Saw a news bit today about China successfully landing their first female astronaut (and a couple guy astronauts :p) after a visit in space to their orbiting space module, planned to be the start of an honest-to-goodness Chinese space station--and you know, with the ISS nearing retirement age, currently we're looking at a not so distant time where China's going to have the sole manned space station! And to think they became the third nation (behind the US and Russia) to achieve manned space flight only as recently as 2003! (I *think* that's the date I saw--don't quote me on that :P) Go China!
What particularly grabbed my attention about the news item was the footage of their capsule landing with a splash of sand in a deserty grassland in China's vast Inner Mongolia Autonomous Region (which contains part of the Gobi Desert: home, according to local legend, of the Mongolian Death Worm--never seen by science (HMMMM) but so deadly, the locals have it, that merely to touch it means INSTANT DEATH... Oh and it is 2 to 5 feet long, they say, and can spray deadly acidic venom, or shoot electricity or something--good story! :P). Looked like a bumpy landing! And the newscast pointed out that the US is the only nation that lands its spacecraft in water.
Here's some pretty good footage of the landing:
If you're quick on the pause button, you'll see a very quick retro-rocket fire just before touchdown! That must be to cushion the landing a bit. Here are some frames of it firing:
Pretty slick! Although then the capsule touched down and rolled around a bit, which must not have been too much fun for the occupants (who had to be carried out because their legs were too weak to stand on, since they didn't use 'em while weightless in space for 13 days). Kinda neat to see how charred parts of the capsule are too (around 1:00 for instance), I guess that's probably from atmospheric friction in re-entry.

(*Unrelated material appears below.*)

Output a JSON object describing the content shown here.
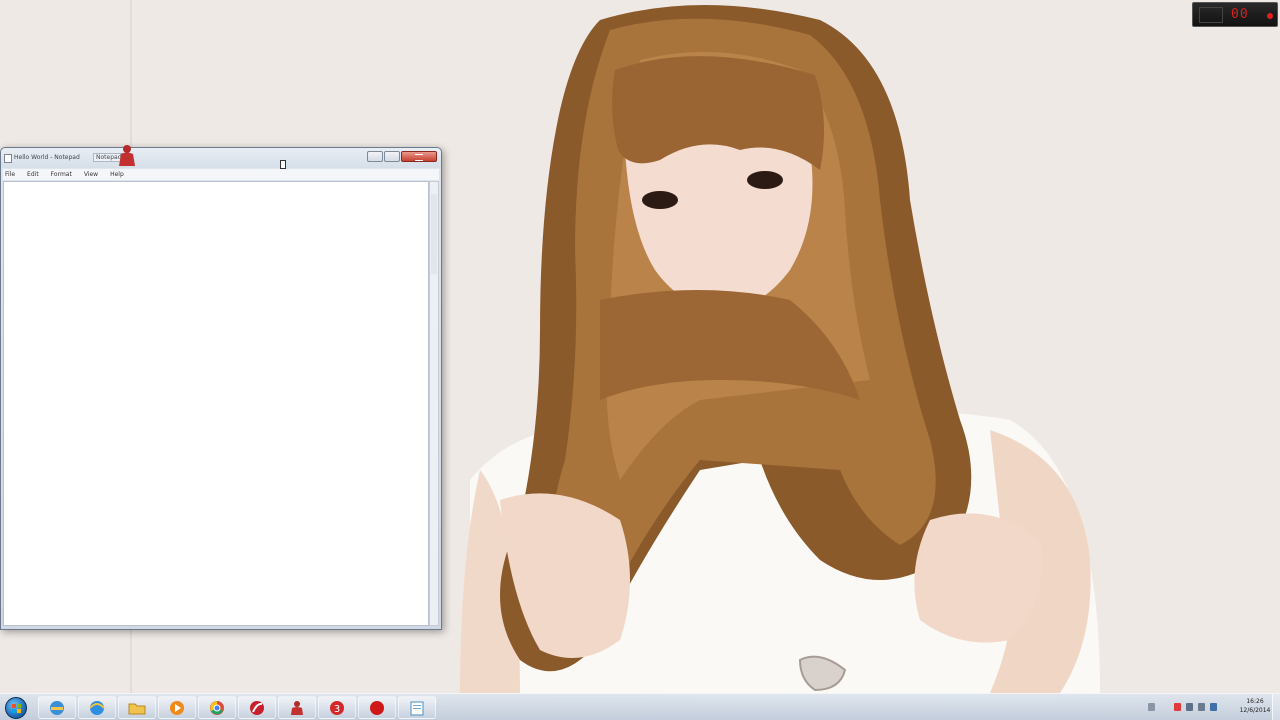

Hm another news item I saw while looking for a good video said that the female astronaut was something of a last-minute addition, to get more attention, since apparently the Chinese public hasn't been too excited about the Chinese space program so far. Well... I guess it worked!
For some time now--maybe years?--I've been in the habit of drawing people starting with the eyes. This kind of lets you make sure you're maximizing the impact of the eyes, which I like, BUT I've been noticing that it sometimes leads me to make the composition a little too head-heavy--like, favoring funky perspectives where the head is closer to the camera and proportionately bigger than usual. That's great once in a while but I don't want to do it all the time and I kind of have been, so maybe next week I'll get brave enough to try drawing the "normal" way, which is to sort of sketch out the whole figure first and then put the eyes in it later. :P I tend to default to that when I don't have to draw a face--like on page 95--and wouldn't you know it, the figures there aren't all crazy bobbleheaded perspectivey, because I wasn't so preoccupied with the eyes. So yeah I'll have to see if I can do that and still get some decent eye action.